Only time will tell whether this decision, driven far more by politics than passion, is right or wrong. In theory it makes sense – the two international events can bolster each other. And Milan, after all, was part of the original race in 1947 and 1948. The organizers must know that the main risk is traffic. The fourth day drive across one of the flattest, most crowded and industrialized parts of Italy is never beautiful, so at worst the teams will just have different views to “enjoy”. The main concern is connected with the weight of traffic: it will be Sunday, so that should help by taking a lot of trucks out of the equation, but a convoy of 1,000 cars entering a city hosting a major international event obviously brings the risk of traffic jams.

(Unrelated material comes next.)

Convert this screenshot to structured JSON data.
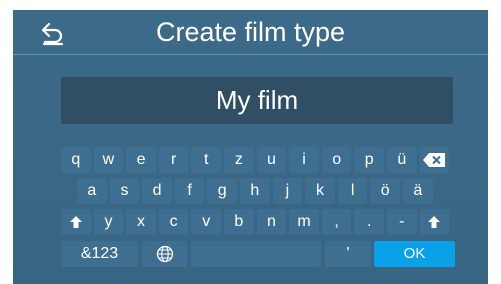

The plus side is that the drive through Milan and the Expo, with billions of people watching from all over the world, could inject a large dose of excitement into the rally. Whether Milan happens or not, the final 100 kilometers to Brescia will be the same as before, passing by the wonderful town of Bergamo. The Mille Miglia convoy is usually 5 hours long, making it much more difficult to close roads than for a cycle race like the Giro d’Italia, for example. The police escorts will certainly have their work cut out; clutches may burn out, and cars may overheat. But hopefully there will also be plenty of magic along the way.
For official information, please visit the official website of the Mille Miglia.